In partnership with the Wooden family, SUCCESS has built an online learning course designed to help you put the legend's lessons into action. The Wooden Effect, as we call it, is the well-worn method studied and engineered by Wooden that will allow anyone to reach his or her full potential and competitive greatness. To create the course, we enlisted the help of some of the very greats who called Coach their mentor. As a look inside the wisdom offered, we reached into several of those interviews to tell Wooden's story.
Considering all that he accomplished and his eventual status as a national treasure, the contrast to Wooden's upbringing becomes even more dramatic.
Wooden was born in the rural town of Hall, Indiana, on Oct. 14, 1910, one of six children to Joshua and Roxie Anna Wooden. "His parents ought to get an awful lot of credit for raising him right," explains legendary Florida State football coach Bobby Bowden, a contemporary. "They gave Wooden a foundation that set him on a path that would serve him for the rest of his life. His principles were right out of the Bible, and you're not going to get better principles than that. And what was more, he lived the Bible. That impacted everything else he ever did as a coach, as a teacher, as a mentor and as a man."
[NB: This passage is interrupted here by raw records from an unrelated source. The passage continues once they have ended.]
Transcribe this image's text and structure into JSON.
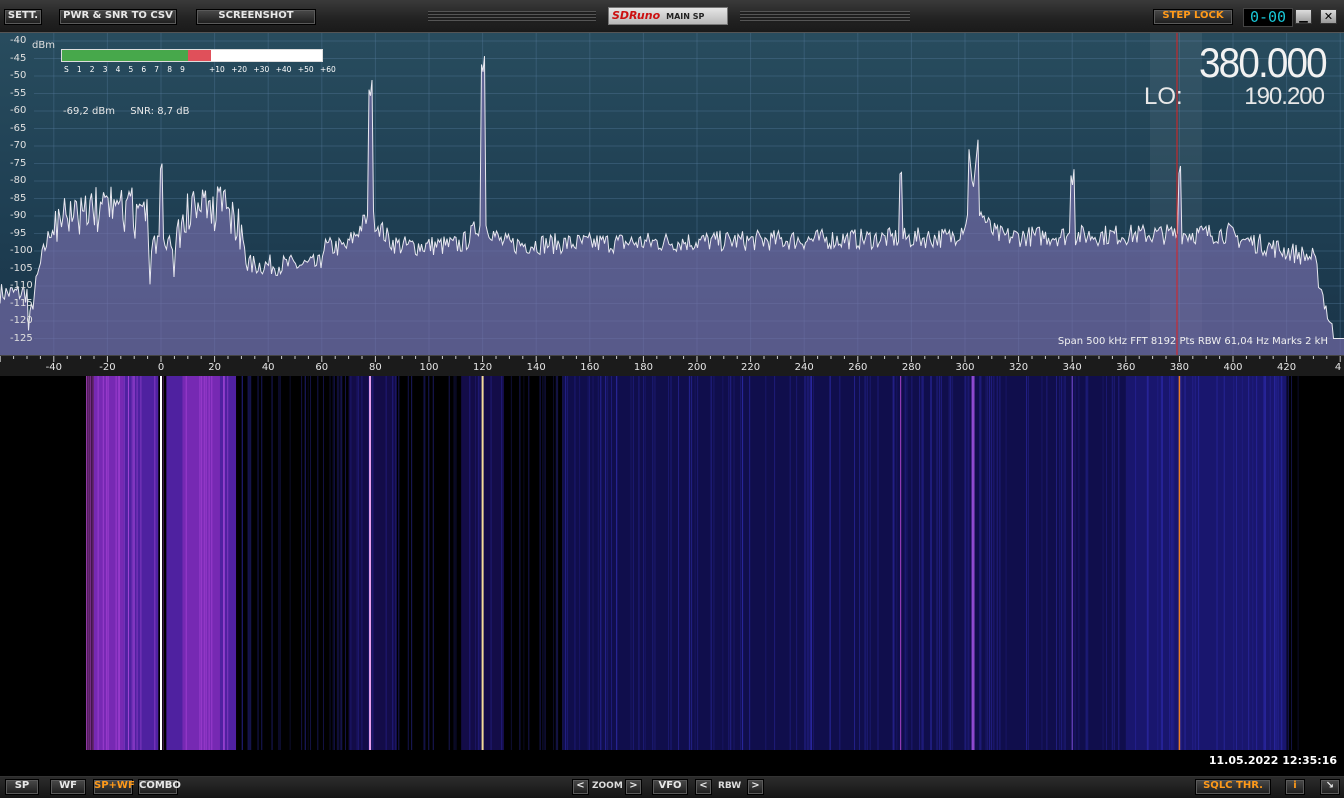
{
  "toolbar": {
    "settings_label": "SETT.",
    "pwr_snr_label": "PWR & SNR TO CSV",
    "screenshot_label": "SCREENSHOT",
    "brand": "SDRuno",
    "panel_name": "MAIN SP",
    "step_lock_label": "STEP LOCK",
    "clock_display": "0-00",
    "minimize_glyph": "▁",
    "close_glyph": "✕"
  },
  "spectrum": {
    "y_unit": "dBm",
    "y_ticks": [
      "-40",
      "-45",
      "-50",
      "-55",
      "-60",
      "-65",
      "-70",
      "-75",
      "-80",
      "-85",
      "-90",
      "-95",
      "-100",
      "-105",
      "-110",
      "-115",
      "-120",
      "-125"
    ],
    "frequency": "380.000",
    "lo_label": "LO:",
    "lo_value": "190.200",
    "power_readout": "-69,2 dBm",
    "snr_readout": "SNR: 8,7 dB",
    "info": "Span 500 kHz   FFT 8192 Pts   RBW 61,04 Hz   Marks 2 kH",
    "smeter_level_fraction": 0.485,
    "smeter_peak_fraction": 0.575,
    "smeter_ticks": [
      "S",
      "1",
      "2",
      "3",
      "4",
      "5",
      "6",
      "7",
      "8",
      "9",
      "+10",
      "+20",
      "+30",
      "+40",
      "+50",
      "+60"
    ],
    "x_ticks": [
      "-40",
      "-20",
      "0",
      "20",
      "40",
      "60",
      "80",
      "100",
      "120",
      "140",
      "160",
      "180",
      "200",
      "220",
      "240",
      "260",
      "280",
      "300",
      "320",
      "340",
      "360",
      "380",
      "400",
      "420",
      "4"
    ],
    "colors": {
      "background_top": "#284c5e",
      "fill": "#7a6fae",
      "trace": "#e8e8f0",
      "grid": "#5a7ea0",
      "vfo_line": "#e02020"
    }
  },
  "waterfall": {
    "datetime": "11.05.2022 12:35:16"
  },
  "bottombar": {
    "sp_label": "SP",
    "wf_label": "WF",
    "spwf_label": "SP+WF",
    "combo_label": "COMBO",
    "zoom_left": "<",
    "zoom_label": "ZOOM",
    "zoom_right": ">",
    "vfo_label": "VFO",
    "rbw_left": "<",
    "rbw_label": "RBW",
    "rbw_right": ">",
    "sqlc_label": "SQLC THR.",
    "info_label": "i",
    "resize_glyph": "↘"
  }
}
Tubby Smith, who coached the University of Kentucky to an NCAA championship in 1998 and now leads the University of Memphis men's basketball team, agrees. "His basic philosophy he learned from his dad about many of the things he conveyed to his players and in his writings and his teachings were about being respectful of others: Don't complain, don't whine, don't steal. Be a good person. Don't lie. Don't cheat. Just basic principles in the way he was brought up that guided his life and helped him achieve his dreams, not just as a basketball coach but as a person."
Wooden graduated with a degree in English from Purdue University in 1932, having enjoyed a highly successful career as a college basketball player. Afterward he began to play professional ball while also coaching and teaching high school in Kentucky and Indiana. Throughout his life, the deeply personal faith Wooden cultivated in his childhood colored everything else. His notions of sportsmanship, fair play, integrity and character were all rooted in the religious upbringing his parents instilled in him early, and they spilled over not only to his players but to the people around him.
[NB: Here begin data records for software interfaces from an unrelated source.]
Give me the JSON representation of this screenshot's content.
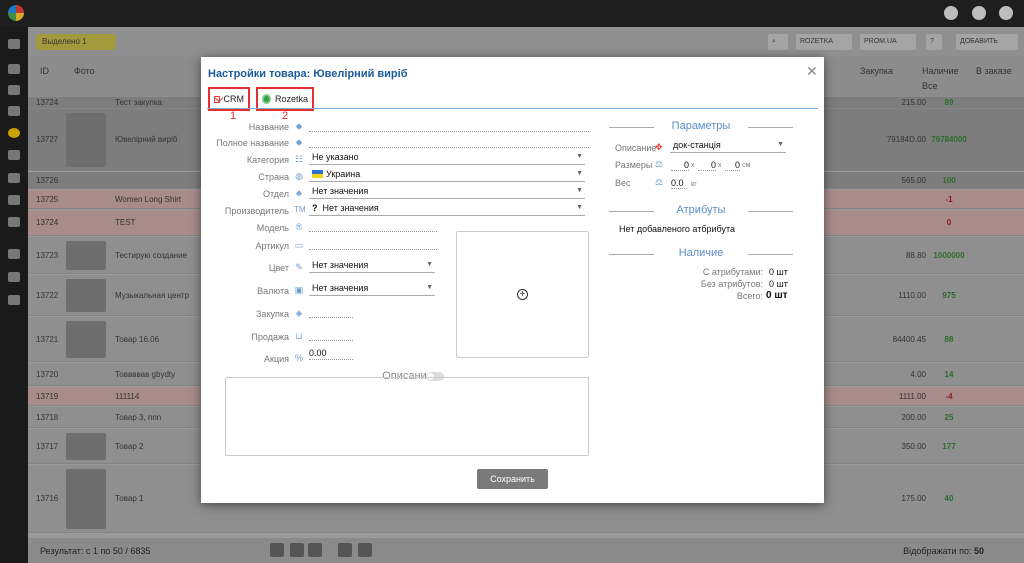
{
  "background": {
    "filter_badge": "Выделено 1",
    "toolbar_buttons": [
      "ROZETKA",
      "PROM.UA",
      "ДОБАВИТЬ"
    ],
    "table_headers": {
      "id": "ID",
      "photo": "Фото",
      "purchase": "Закупка",
      "stock": "Наличие",
      "stock_filter": "Все",
      "in_order": "В заказе"
    },
    "rows": [
      {
        "id": "13724",
        "name": "Тест закупка",
        "price": "215.00",
        "stock": "89",
        "style": "gray"
      },
      {
        "id": "13727",
        "name": "Ювелірний виріб",
        "price": "79184D.00",
        "stock": "79784000",
        "style": "gray"
      },
      {
        "id": "13726",
        "name": "",
        "price": "565.00",
        "stock": "100",
        "style": "gray"
      },
      {
        "id": "13725",
        "name": "Women Long Shirt",
        "price": "",
        "stock": "-1",
        "style": "pink"
      },
      {
        "id": "13724",
        "name": "TEST",
        "price": "",
        "stock": "0",
        "style": "pink"
      },
      {
        "id": "13723",
        "name": "Тестирую создание",
        "price": "88.80",
        "stock": "1000000",
        "style": ""
      },
      {
        "id": "13722",
        "name": "Музыкальная центр",
        "price": "1110.00",
        "stock": "975",
        "style": ""
      },
      {
        "id": "13721",
        "name": "Товар 16.06",
        "price": "84400.45",
        "stock": "88",
        "style": ""
      },
      {
        "id": "13720",
        "name": "Товвввав gbydty",
        "price": "4.00",
        "stock": "14",
        "style": ""
      },
      {
        "id": "13719",
        "name": "111114",
        "price": "1111.00",
        "stock": "-4",
        "style": "pink"
      },
      {
        "id": "13718",
        "name": "Товар 3, nnn",
        "price": "200.00",
        "stock": "25",
        "style": ""
      },
      {
        "id": "13717",
        "name": "Товар 2",
        "price": "350.00",
        "stock": "177",
        "style": ""
      },
      {
        "id": "13716",
        "name": "Товар 1",
        "price": "175.00",
        "stock": "40",
        "style": ""
      }
    ],
    "footer_text": "Результат: с 1 по 50 / 6835",
    "footer_right": "Відображати по:",
    "per_page": "50"
  },
  "modal": {
    "title": "Настройки товара: Ювелірний виріб",
    "close": "✕",
    "tabs": [
      {
        "label": "CRM",
        "number": "1"
      },
      {
        "label": "Rozetka",
        "number": "2"
      }
    ],
    "fields": {
      "name_label": "Название",
      "fullname_label": "Полное название",
      "category_label": "Категория",
      "category_value": "Не указано",
      "country_label": "Страна",
      "country_value": "Украина",
      "department_label": "Отдел",
      "department_value": "Нет значения",
      "manufacturer_label": "Производитель",
      "manufacturer_value": "Нет значения",
      "model_label": "Модель",
      "article_label": "Артикул",
      "color_label": "Цвет",
      "color_value": "Нет значения",
      "currency_label": "Валюта",
      "currency_value": "Нет значения",
      "purchase_label": "Закупка",
      "sale_label": "Продажа",
      "promo_label": "Акция",
      "promo_value": "0.00"
    },
    "description_title": "Описание",
    "save_label": "Сохранить",
    "parameters": {
      "title": "Параметры",
      "desc_label": "Описание",
      "desc_value": "док-станція",
      "size_label": "Размеры",
      "size_x": "0",
      "size_y": "0",
      "size_z": "0",
      "size_sep": "x",
      "size_unit": "см",
      "weight_label": "Вес",
      "weight_value": "0.0",
      "weight_unit": "кг"
    },
    "attributes": {
      "title": "Атрибуты",
      "empty_text": "Нет добавленого атбрибута"
    },
    "availability": {
      "title": "Наличие",
      "with_attr_label": "С атрибутами:",
      "with_attr_value": "0 шт",
      "without_attr_label": "Без атрибутов:",
      "without_attr_value": "0 шт",
      "total_label": "Всего:",
      "total_value": "0 шт"
    }
  }
}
"You look at his eyes and see how he could be a tough disciplinarian even though he was a man of God," sportscaster Dick Enberg, a longtime friend, recalls. "We see a lot of his photos from later in his life where he had that sheepish, sweet smile and innocence all over his face, but if you go back to his coaching days, his players knew what he meant when he burned a hole through them with those eyes of, at times, tough ness. If you stayed around him enough you learned an awful lot about life and yourself and how to be good. You felt a responsibility to conduct yourself the way Coach would want you to behave if you were wearing one of those jerseys sitting on his bench, so you checked your behavior each day that you were around him. Now, that's power. That's influence in all the right ways.
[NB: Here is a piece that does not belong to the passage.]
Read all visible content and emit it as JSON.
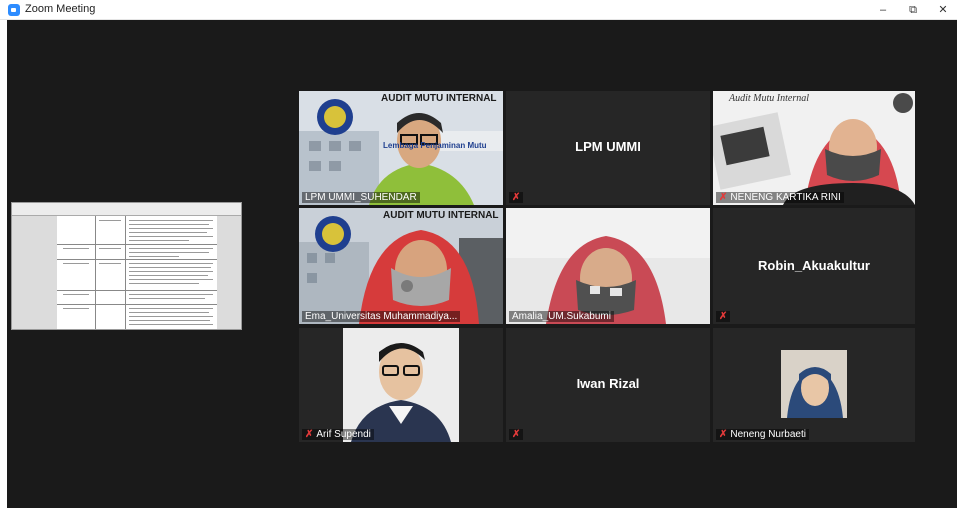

"A lot of strong personalities and strong leaders feel that in order to really fulfill that role, they have to change everyone around them and make them like themselves, but Coach wasn't like that. I mean he had his plan and you lived within the plan, which was of course teamwork and love for one another and the team being more important than the individual, and winning (not necessarily the score) defining your success in life. But Coach didn't impose his religion, his philosophy, his lifestyle on others. He allowed each of us to be an individual."
Wooden was 21 when he married his high school sweetheart, Nellie Riley in 1932. The couple had two children, Nancy and James, and Wooden continued coaching high school until joining the Navy in 1943. He served as a physical trainer for combat pilots for the better part of World War II and left with the rank of senior lieutenant. When his duties concluded, he took over as the coach of Indiana State Teachers College (now Indiana State), juggling other duties within the school's athletic department while working toward his master's degree in education. After guiding the school to a conference title in...